The famous battle of Bannockburn (24th June 1314) was fought for the relief of Stirling Castle, which was besieged by the Scottish forces under Robert Bruce. The English governor of Stirling had promised that, if he were not relieved by that date, he would surrender the castle, and Edward II. hastily collected an army in the northern and midland counties of England. Bruce made no attempt to defend the border, and selected his defensive position on the Bannock Burn, 2½ m. S. of Stirling. His front was covered by the marshy bed of the stream, his left flank by its northerly bend towards the Forth, his right by a group of woods, behind which, until the English army appeared, the Scots concealed themselves. Two corps were left in the open in observation, one at St Ninian's to watch the lower course of the burn, one to guard the point at which the Falkirk-Stirling road crosses the burn. On the 23rd the van of the army of Edward, which numbered about 60,000 against the 40,000 of the Scots, appeared to the south of the burn and at once despatched two bodies of men towards Stirling, the first by the direct road, the other over the lower Bannock Burn near its junction with the Forth. The former was met by the Scottish outpost on the road, and here occurred the famous single combat in which Robert Bruce, though not fully armed for battle, killed Sir Henry Bohun.
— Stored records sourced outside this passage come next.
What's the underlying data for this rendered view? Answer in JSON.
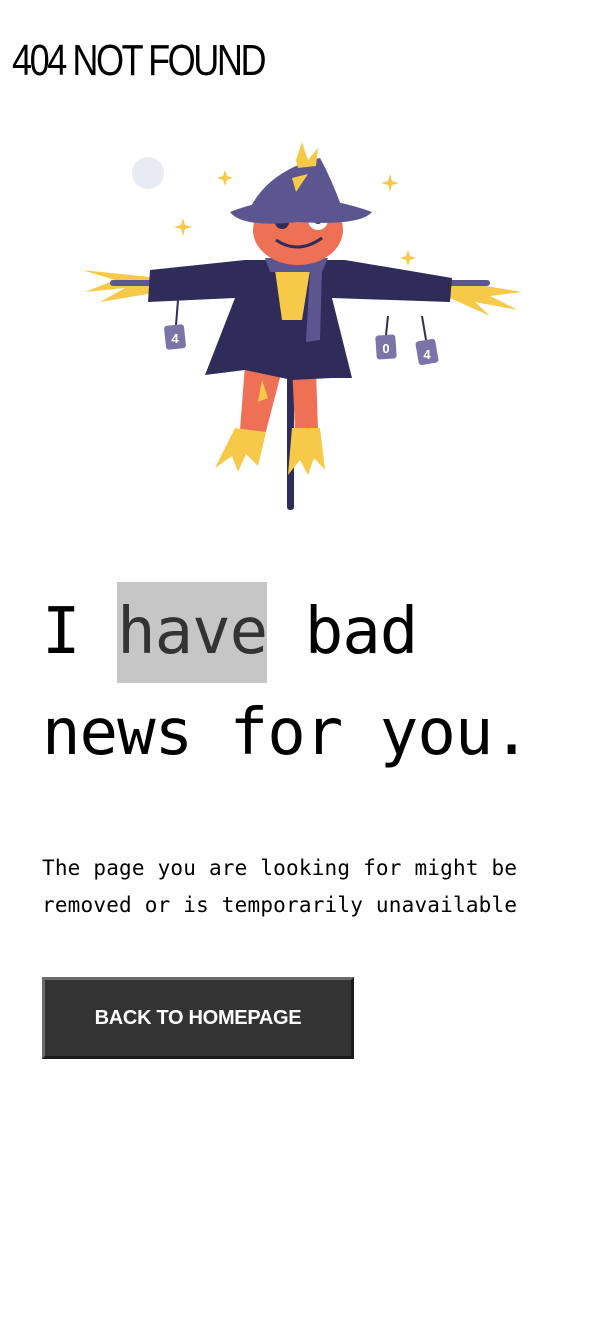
{
  "header": {
    "title": "404 NOT FOUND"
  },
  "hero": {
    "illustration": "scarecrow-illustration",
    "can_labels": [
      "4",
      "0",
      "4"
    ]
  },
  "main": {
    "headline_before": "I ",
    "headline_highlight": "have",
    "headline_after": " bad news for you.",
    "description": "The page you are looking for might be removed or is temporarily unavailable",
    "button_label": "BACK TO HOMEPAGE"
  },
  "colors": {
    "accent_highlight": "#c6c6c6",
    "button_bg": "#333333",
    "scarecrow_navy": "#2f2c5a",
    "scarecrow_orange": "#ef7155",
    "straw_yellow": "#f7c948",
    "hat_purple": "#5b5590"
  }
}
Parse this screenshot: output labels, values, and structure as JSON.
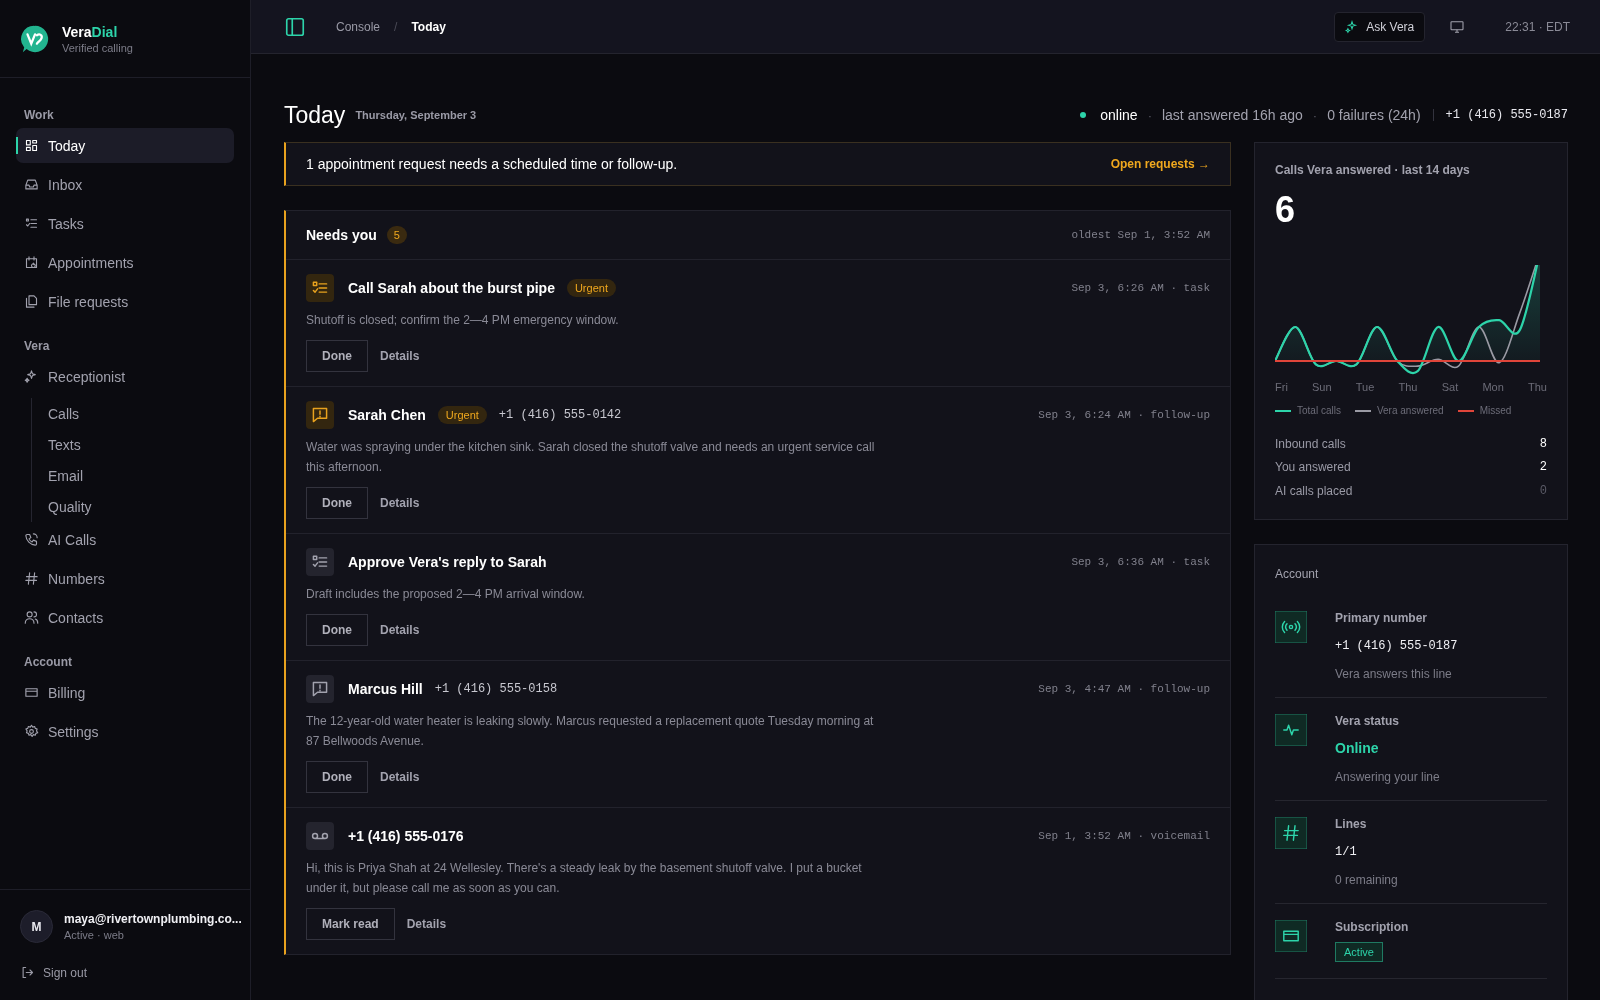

The English corps which took the other route was met and after a severe struggle defeated by the second Scottish outpost near St Ninian's. The English army assembled for battle on the following day. Early on St John's day the Scottish army took up its assigned positions. Three corps of pikemen in solid masses formed the first line, which was kept out of sight behind the crest until the enemy advanced in earnest. A line of "pottes" (military pits) had been previously dug to give additional protection to the front, which extended for about one mile from wing to wing. The reserve under Bruce consisted of a corps of pikemen and a squadron of 500 chosen men-at-arms under Sir Robert Keith, the marischal of Scotland. The line of the defenders was unusually dense; Edward, in forming up on an equal front with greatly superior numbers, found his army almost hopelessly cramped. The attacking army was formed in an unwieldy mass of ten "battles," each consisting of horse and foot, and the whole formed in three lines each of three "battles," with the tenth "battle" as a reserve in rear. In this order the English moved down into the valley for a direct attack, the cavalry of each "battle" in first line, the foot in second. Ignoring the lesson of Falkirk (q.v.), the mounted men rode through the morass and up the slope, which was now crowned by the three great masses of the Scottish pikemen. The attack of the English failed to make any gap in the line of defence, many knights and men-at-arms were injured by falling into the pits, and the battle became a mêlée, the Scots, with better fortune than at Falkirk and Flodden, presenting always an impenetrable hedge of spears, the English, too stubborn to draw off, constantly trying in vain to break it down. So great was the press that the "battles" of the second line which followed the first were unable to reach the front and stood on the slope, powerless to take part in the battle on the crest. The advance of the third English line only made matters worse, and the sole attempt to deploy the archers was crushed with great slaughter by the charge of Keith's mounted men. Bruce threw his infantry reserve into the battle, the arrows of the English archers wounded the men-at-arms of their own side, and the remnants of the leading line were tired and disheartened when the final impetus to their rout was given by the historic charge of the "gillies," some thousands of Scottish camp-followers who suddenly emerged from the woods, blowing horns, waving such weapons as they possessed, and holding aloft